"Simultaneously, the work to create heavy and medium-class unmanned ground combat vehicles (Shturm and Soratnik) are under way with the aim of creating advanced units of the ground forces", Ground Forces Commander-in-Chief Army Gen. Oleg Salyukov said.

The Uran-9 has been developed and is produced by JSC 766 UPTK (currently by Kalashnikov Concern), and promoted and offered by Rosoboronexport for the international market. The 12-tonne UCGV is designed for reconnaissance, fire support and anti-tank missions. It is armed with a 2A72 mod. ABM M30-M3 30mm autocannon from Impul's 2 (Sevastopol'), a 7.62-mm machine gun, a Shmel-M rocket-assisted flamethrower, Ataka anti-tank guided missile launchers (or other type), also Igla or Strela SAMs, FCS, cam IR sensors, and laser rangefinder.

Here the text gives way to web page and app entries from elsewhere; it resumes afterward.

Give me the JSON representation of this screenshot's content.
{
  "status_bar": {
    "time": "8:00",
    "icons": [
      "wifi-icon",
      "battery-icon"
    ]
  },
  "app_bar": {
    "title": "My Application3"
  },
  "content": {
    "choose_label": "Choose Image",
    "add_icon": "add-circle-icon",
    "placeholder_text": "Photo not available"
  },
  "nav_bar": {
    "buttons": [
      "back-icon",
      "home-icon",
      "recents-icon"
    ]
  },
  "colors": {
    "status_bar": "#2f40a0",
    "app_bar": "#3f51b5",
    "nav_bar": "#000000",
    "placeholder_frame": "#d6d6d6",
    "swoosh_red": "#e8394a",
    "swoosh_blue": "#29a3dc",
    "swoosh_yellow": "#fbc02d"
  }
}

The Uran-9 was first deployed during the Syrian Civil War, though according to a performance report of the 3rd Central Research Institute of the Ministry of Defence of the Russian Federation, the UCGV functioned poorly, and was unable to perform many of the missions assigned to it. On the other hand, an industry source claimed that “the vehicle has been tested in Syria and demonstrated high performance in an operational environment”, also noting that industry has consequently improved the system to increase the Uran-9's range, response time, and data bandwidth. Uran-9 was also used in the large-scale Vostok 2018 drills. The Uran-9 robotic armed vehicle finally entered military service in January 2019 while still undergoing various trials.